(Stored dataset items)
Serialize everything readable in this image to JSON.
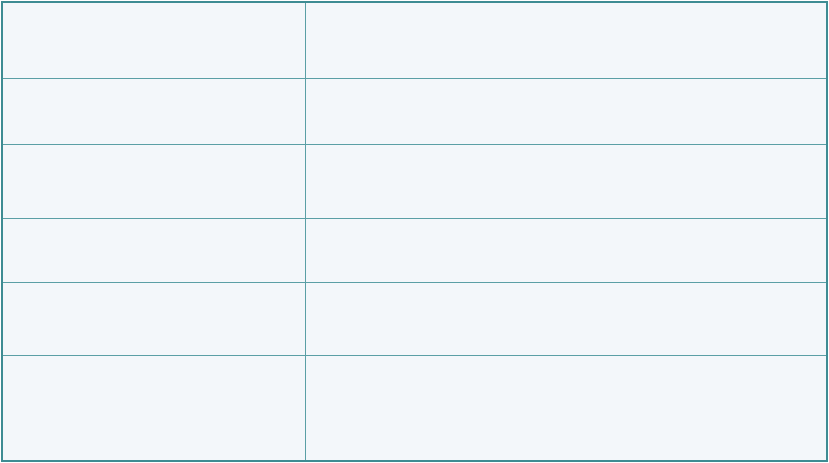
{
  "table": {
    "rows": [
      {
        "label": "",
        "value": ""
      },
      {
        "label": "",
        "value": ""
      },
      {
        "label": "",
        "value": ""
      },
      {
        "label": "",
        "value": ""
      },
      {
        "label": "",
        "value": ""
      },
      {
        "label": "",
        "value": ""
      }
    ]
  },
  "colors": {
    "border": "#3e8c93",
    "grid": "#5a9fa5",
    "cell_background": "#f3f7fa"
  }
}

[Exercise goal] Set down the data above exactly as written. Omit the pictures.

[Written solution]
Serialize everything readable in this image to JSON.
{
  "table": {
    "rows": [
      {
        "label": "",
        "value": ""
      },
      {
        "label": "",
        "value": ""
      },
      {
        "label": "",
        "value": ""
      },
      {
        "label": "",
        "value": ""
      },
      {
        "label": "",
        "value": ""
      },
      {
        "label": "",
        "value": ""
      }
    ]
  },
  "colors": {
    "border": "#3e8c93",
    "grid": "#5a9fa5",
    "cell_background": "#f3f7fa"
  }
}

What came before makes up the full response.